“Man’s dearest possession is life. And since it is given to him to live but once, he must so live as to feel no torturing regrets for years without purpose. So live as not to be seared with shame of a cowardly and trivial past. So live that dying he can say, ‘All my life and my strength… were given to the finest cause in the world — the liberation of mankind!'”
– V.I. Lenin
Understanding our world is necessary before we can seriously undertake to improve it. Marxist philosophy enhances our ability to understand. Marxism goes far beyond what is commonly accepted and “common sense.”
Studying Marxism is fundamentally easy and natural. The main barrier to understanding is the constant storm of capitalist ideology that assaults us from every corner. It permeates virtually all of our culture, from advanced college classes to the lowest TV cartoons. Capitalists own virtually all the media, all the book publishers, all the movie studios, all the schools, and all the television networks and stations. Virtually all the pundits and philosophers are on their payrolls.

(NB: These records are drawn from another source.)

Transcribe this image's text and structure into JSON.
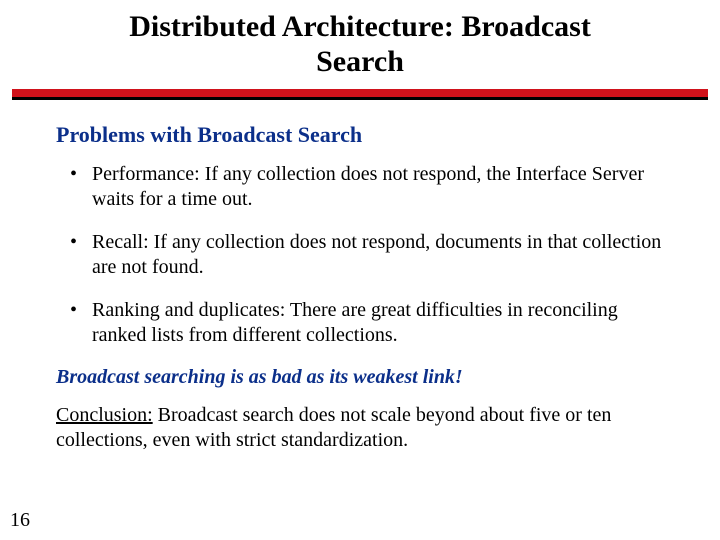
{
  "title_line1": "Distributed Architecture: Broadcast",
  "title_line2": "Search",
  "subhead": "Problems with Broadcast Search",
  "bullets": [
    "Performance: If any collection does not respond, the Interface Server waits for a time out.",
    "Recall:  If any collection does not respond, documents in that collection are not found.",
    "Ranking and duplicates:  There are great difficulties in reconciling ranked lists from different collections."
  ],
  "callout": "Broadcast searching is as bad as its weakest link!",
  "conclusion_label": "Conclusion:",
  "conclusion_text": "  Broadcast search does not scale beyond about five or ten collections, even with strict standardization.",
  "page_number": "16"
}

From the time we are born, we learn, from the capitalists themselves, that what exists today has always existed and will never change. We learn, “You can’t fight City Hall,” and “The more things change, the more they stay the same.” We learn that cooperation is impossible and that “Life is a jungle.” We learn that war and poverty are natural, if not actually good for us, and that we live in the best of all possible worlds.
An unnatural state of alienation and distrust is forced upon every one of us by those who control our information sources. It doesn’t take a great intelligence to see through the capitalist mist, but it may take a small amount of courage.
We study Marxism because we recognize our own humanity. We care what happens to our sisters and brothers. We recognize suffering, and we want change.
“The philosophers have done a good job of explaining the world. The purpose, however, is to change it.”
– Karl Marx